╭─ Source information
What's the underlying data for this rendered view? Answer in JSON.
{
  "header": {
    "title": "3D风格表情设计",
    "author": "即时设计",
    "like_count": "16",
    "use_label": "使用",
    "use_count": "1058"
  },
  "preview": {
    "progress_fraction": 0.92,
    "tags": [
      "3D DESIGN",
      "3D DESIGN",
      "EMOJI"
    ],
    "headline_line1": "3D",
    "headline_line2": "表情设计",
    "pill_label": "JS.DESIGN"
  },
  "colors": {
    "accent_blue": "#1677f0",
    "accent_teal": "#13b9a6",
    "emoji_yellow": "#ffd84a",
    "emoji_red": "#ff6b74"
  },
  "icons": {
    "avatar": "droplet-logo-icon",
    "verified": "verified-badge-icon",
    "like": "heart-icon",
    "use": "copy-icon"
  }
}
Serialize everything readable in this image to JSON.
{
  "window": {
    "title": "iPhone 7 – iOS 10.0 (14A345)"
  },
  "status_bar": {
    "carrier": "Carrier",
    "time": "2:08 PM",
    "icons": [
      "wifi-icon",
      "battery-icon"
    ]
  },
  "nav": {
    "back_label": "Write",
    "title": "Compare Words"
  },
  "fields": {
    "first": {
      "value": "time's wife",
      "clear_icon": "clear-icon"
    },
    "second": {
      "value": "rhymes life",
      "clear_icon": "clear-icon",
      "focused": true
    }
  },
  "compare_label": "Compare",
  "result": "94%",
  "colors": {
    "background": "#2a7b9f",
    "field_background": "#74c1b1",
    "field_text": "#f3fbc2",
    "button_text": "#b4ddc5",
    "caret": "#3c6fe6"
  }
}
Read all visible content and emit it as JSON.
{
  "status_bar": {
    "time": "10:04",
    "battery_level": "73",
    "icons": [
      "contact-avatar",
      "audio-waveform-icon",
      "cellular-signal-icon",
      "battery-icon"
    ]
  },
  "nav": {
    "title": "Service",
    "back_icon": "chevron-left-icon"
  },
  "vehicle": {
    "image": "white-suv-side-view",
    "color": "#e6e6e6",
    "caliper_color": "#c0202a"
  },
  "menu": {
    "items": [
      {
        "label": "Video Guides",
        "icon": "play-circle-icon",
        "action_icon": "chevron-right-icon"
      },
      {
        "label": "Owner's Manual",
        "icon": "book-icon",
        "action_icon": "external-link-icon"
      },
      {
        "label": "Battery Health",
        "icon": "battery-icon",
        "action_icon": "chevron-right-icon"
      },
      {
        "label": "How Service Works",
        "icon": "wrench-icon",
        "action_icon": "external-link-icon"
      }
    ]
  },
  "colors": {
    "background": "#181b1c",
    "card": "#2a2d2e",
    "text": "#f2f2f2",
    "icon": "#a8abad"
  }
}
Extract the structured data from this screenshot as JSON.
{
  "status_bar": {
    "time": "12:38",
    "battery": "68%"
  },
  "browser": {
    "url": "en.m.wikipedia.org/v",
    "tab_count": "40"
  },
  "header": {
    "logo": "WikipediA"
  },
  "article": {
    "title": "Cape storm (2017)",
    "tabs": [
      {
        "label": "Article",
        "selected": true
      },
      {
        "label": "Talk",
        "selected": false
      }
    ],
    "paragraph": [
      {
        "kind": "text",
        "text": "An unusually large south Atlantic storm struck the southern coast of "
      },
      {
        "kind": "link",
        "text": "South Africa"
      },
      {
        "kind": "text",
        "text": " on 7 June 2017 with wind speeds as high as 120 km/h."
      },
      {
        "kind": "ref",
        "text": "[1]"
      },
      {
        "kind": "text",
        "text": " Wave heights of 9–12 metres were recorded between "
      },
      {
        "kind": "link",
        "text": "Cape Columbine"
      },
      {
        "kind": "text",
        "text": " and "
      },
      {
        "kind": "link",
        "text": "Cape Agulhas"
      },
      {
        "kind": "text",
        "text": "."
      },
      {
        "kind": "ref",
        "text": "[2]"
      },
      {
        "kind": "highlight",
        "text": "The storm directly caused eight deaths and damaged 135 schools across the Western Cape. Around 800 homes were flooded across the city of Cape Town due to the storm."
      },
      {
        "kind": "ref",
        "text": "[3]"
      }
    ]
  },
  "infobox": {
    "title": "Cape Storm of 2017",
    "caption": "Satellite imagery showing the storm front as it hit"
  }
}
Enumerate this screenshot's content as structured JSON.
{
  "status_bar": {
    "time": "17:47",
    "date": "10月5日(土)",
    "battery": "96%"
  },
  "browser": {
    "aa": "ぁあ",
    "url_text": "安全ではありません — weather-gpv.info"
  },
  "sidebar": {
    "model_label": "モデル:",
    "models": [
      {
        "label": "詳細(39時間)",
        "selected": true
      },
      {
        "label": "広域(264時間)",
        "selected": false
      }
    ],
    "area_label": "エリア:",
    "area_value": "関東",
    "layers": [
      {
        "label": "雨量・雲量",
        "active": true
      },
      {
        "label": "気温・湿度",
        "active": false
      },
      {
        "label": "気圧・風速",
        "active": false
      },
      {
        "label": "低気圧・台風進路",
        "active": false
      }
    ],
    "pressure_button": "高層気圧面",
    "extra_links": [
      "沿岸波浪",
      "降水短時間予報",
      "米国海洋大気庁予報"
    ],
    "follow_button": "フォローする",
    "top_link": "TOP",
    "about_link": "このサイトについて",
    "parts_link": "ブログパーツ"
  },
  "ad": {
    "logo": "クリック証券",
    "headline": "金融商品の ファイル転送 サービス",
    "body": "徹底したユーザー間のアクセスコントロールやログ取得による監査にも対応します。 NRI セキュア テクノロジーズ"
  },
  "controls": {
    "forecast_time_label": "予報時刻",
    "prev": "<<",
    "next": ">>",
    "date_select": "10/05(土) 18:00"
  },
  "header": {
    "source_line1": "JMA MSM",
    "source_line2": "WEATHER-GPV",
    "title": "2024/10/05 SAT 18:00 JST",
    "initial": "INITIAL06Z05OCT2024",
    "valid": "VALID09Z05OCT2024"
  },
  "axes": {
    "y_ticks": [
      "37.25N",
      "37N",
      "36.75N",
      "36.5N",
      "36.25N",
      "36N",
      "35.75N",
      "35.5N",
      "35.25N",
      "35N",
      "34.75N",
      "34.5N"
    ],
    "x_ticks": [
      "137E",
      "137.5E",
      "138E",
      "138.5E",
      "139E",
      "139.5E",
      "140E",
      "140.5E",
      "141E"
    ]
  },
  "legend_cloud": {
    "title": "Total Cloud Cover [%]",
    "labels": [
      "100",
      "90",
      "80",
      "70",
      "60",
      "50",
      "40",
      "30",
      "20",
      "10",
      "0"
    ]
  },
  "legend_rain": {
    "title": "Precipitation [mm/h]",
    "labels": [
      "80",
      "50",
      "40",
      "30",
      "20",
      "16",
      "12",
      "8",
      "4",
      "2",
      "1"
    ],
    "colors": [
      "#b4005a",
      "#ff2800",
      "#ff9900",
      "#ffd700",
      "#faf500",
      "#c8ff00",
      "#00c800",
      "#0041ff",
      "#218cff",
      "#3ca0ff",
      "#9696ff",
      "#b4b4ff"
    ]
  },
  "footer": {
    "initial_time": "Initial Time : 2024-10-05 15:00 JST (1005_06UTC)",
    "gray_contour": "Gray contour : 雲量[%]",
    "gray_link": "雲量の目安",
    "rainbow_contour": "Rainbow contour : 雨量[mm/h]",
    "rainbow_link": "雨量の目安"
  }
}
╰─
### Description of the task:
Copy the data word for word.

### Result for this task:
What's the underlying data for this rendered view? Answer in JSON.
{
  "header": {
    "title": "3D风格表情设计",
    "author": "即时设计",
    "like_count": "16",
    "use_label": "使用",
    "use_count": "1058"
  },
  "preview": {
    "progress_fraction": 0.92,
    "tags": [
      "3D DESIGN",
      "3D DESIGN",
      "EMOJI"
    ],
    "headline_line1": "3D",
    "headline_line2": "表情设计",
    "pill_label": "JS.DESIGN"
  },
  "colors": {
    "accent_blue": "#1677f0",
    "accent_teal": "#13b9a6",
    "emoji_yellow": "#ffd84a",
    "emoji_red": "#ff6b74"
  },
  "icons": {
    "avatar": "droplet-logo-icon",
    "verified": "verified-badge-icon",
    "like": "heart-icon",
    "use": "copy-icon"
  }
}
Serialize everything readable in this image to JSON.
{
  "window": {
    "title": "iPhone 7 – iOS 10.0 (14A345)"
  },
  "status_bar": {
    "carrier": "Carrier",
    "time": "2:08 PM",
    "icons": [
      "wifi-icon",
      "battery-icon"
    ]
  },
  "nav": {
    "back_label": "Write",
    "title": "Compare Words"
  },
  "fields": {
    "first": {
      "value": "time's wife",
      "clear_icon": "clear-icon"
    },
    "second": {
      "value": "rhymes life",
      "clear_icon": "clear-icon",
      "focused": true
    }
  },
  "compare_label": "Compare",
  "result": "94%",
  "colors": {
    "background": "#2a7b9f",
    "field_background": "#74c1b1",
    "field_text": "#f3fbc2",
    "button_text": "#b4ddc5",
    "caret": "#3c6fe6"
  }
}
Read all visible content and emit it as JSON.
{
  "status_bar": {
    "time": "10:04",
    "battery_level": "73",
    "icons": [
      "contact-avatar",
      "audio-waveform-icon",
      "cellular-signal-icon",
      "battery-icon"
    ]
  },
  "nav": {
    "title": "Service",
    "back_icon": "chevron-left-icon"
  },
  "vehicle": {
    "image": "white-suv-side-view",
    "color": "#e6e6e6",
    "caliper_color": "#c0202a"
  },
  "menu": {
    "items": [
      {
        "label": "Video Guides",
        "icon": "play-circle-icon",
        "action_icon": "chevron-right-icon"
      },
      {
        "label": "Owner's Manual",
        "icon": "book-icon",
        "action_icon": "external-link-icon"
      },
      {
        "label": "Battery Health",
        "icon": "battery-icon",
        "action_icon": "chevron-right-icon"
      },
      {
        "label": "How Service Works",
        "icon": "wrench-icon",
        "action_icon": "external-link-icon"
      }
    ]
  },
  "colors": {
    "background": "#181b1c",
    "card": "#2a2d2e",
    "text": "#f2f2f2",
    "icon": "#a8abad"
  }
}
Extract the structured data from this screenshot as JSON.
{
  "status_bar": {
    "time": "12:38",
    "battery": "68%"
  },
  "browser": {
    "url": "en.m.wikipedia.org/v",
    "tab_count": "40"
  },
  "header": {
    "logo": "WikipediA"
  },
  "article": {
    "title": "Cape storm (2017)",
    "tabs": [
      {
        "label": "Article",
        "selected": true
      },
      {
        "label": "Talk",
        "selected": false
      }
    ],
    "paragraph": [
      {
        "kind": "text",
        "text": "An unusually large south Atlantic storm struck the southern coast of "
      },
      {
        "kind": "link",
        "text": "South Africa"
      },
      {
        "kind": "text",
        "text": " on 7 June 2017 with wind speeds as high as 120 km/h."
      },
      {
        "kind": "ref",
        "text": "[1]"
      },
      {
        "kind": "text",
        "text": " Wave heights of 9–12 metres were recorded between "
      },
      {
        "kind": "link",
        "text": "Cape Columbine"
      },
      {
        "kind": "text",
        "text": " and "
      },
      {
        "kind": "link",
        "text": "Cape Agulhas"
      },
      {
        "kind": "text",
        "text": "."
      },
      {
        "kind": "ref",
        "text": "[2]"
      },
      {
        "kind": "highlight",
        "text": "The storm directly caused eight deaths and damaged 135 schools across the Western Cape. Around 800 homes were flooded across the city of Cape Town due to the storm."
      },
      {
        "kind": "ref",
        "text": "[3]"
      }
    ]
  },
  "infobox": {
    "title": "Cape Storm of 2017",
    "caption": "Satellite imagery showing the storm front as it hit"
  }
}
Enumerate this screenshot's content as structured JSON.
{
  "status_bar": {
    "time": "17:47",
    "date": "10月5日(土)",
    "battery": "96%"
  },
  "browser": {
    "aa": "ぁあ",
    "url_text": "安全ではありません — weather-gpv.info"
  },
  "sidebar": {
    "model_label": "モデル:",
    "models": [
      {
        "label": "詳細(39時間)",
        "selected": true
      },
      {
        "label": "広域(264時間)",
        "selected": false
      }
    ],
    "area_label": "エリア:",
    "area_value": "関東",
    "layers": [
      {
        "label": "雨量・雲量",
        "active": true
      },
      {
        "label": "気温・湿度",
        "active": false
      },
      {
        "label": "気圧・風速",
        "active": false
      },
      {
        "label": "低気圧・台風進路",
        "active": false
      }
    ],
    "pressure_button": "高層気圧面",
    "extra_links": [
      "沿岸波浪",
      "降水短時間予報",
      "米国海洋大気庁予報"
    ],
    "follow_button": "フォローする",
    "top_link": "TOP",
    "about_link": "このサイトについて",
    "parts_link": "ブログパーツ"
  },
  "ad": {
    "logo": "クリック証券",
    "headline": "金融商品の ファイル転送 サービス",
    "body": "徹底したユーザー間のアクセスコントロールやログ取得による監査にも対応します。 NRI セキュア テクノロジーズ"
  },
  "controls": {
    "forecast_time_label": "予報時刻",
    "prev": "<<",
    "next": ">>",
    "date_select": "10/05(土) 18:00"
  },
  "header": {
    "source_line1": "JMA MSM",
    "source_line2": "WEATHER-GPV",
    "title": "2024/10/05 SAT 18:00 JST",
    "initial": "INITIAL06Z05OCT2024",
    "valid": "VALID09Z05OCT2024"
  },
  "axes": {
    "y_ticks": [
      "37.25N",
      "37N",
      "36.75N",
      "36.5N",
      "36.25N",
      "36N",
      "35.75N",
      "35.5N",
      "35.25N",
      "35N",
      "34.75N",
      "34.5N"
    ],
    "x_ticks": [
      "137E",
      "137.5E",
      "138E",
      "138.5E",
      "139E",
      "139.5E",
      "140E",
      "140.5E",
      "141E"
    ]
  },
  "legend_cloud": {
    "title": "Total Cloud Cover [%]",
    "labels": [
      "100",
      "90",
      "80",
      "70",
      "60",
      "50",
      "40",
      "30",
      "20",
      "10",
      "0"
    ]
  },
  "legend_rain": {
    "title": "Precipitation [mm/h]",
    "labels": [
      "80",
      "50",
      "40",
      "30",
      "20",
      "16",
      "12",
      "8",
      "4",
      "2",
      "1"
    ],
    "colors": [
      "#b4005a",
      "#ff2800",
      "#ff9900",
      "#ffd700",
      "#faf500",
      "#c8ff00",
      "#00c800",
      "#0041ff",
      "#218cff",
      "#3ca0ff",
      "#9696ff",
      "#b4b4ff"
    ]
  },
  "footer": {
    "initial_time": "Initial Time : 2024-10-05 15:00 JST (1005_06UTC)",
    "gray_contour": "Gray contour : 雲量[%]",
    "gray_link": "雲量の目安",
    "rainbow_contour": "Rainbow contour : 雨量[mm/h]",
    "rainbow_link": "雨量の目安"
  }
}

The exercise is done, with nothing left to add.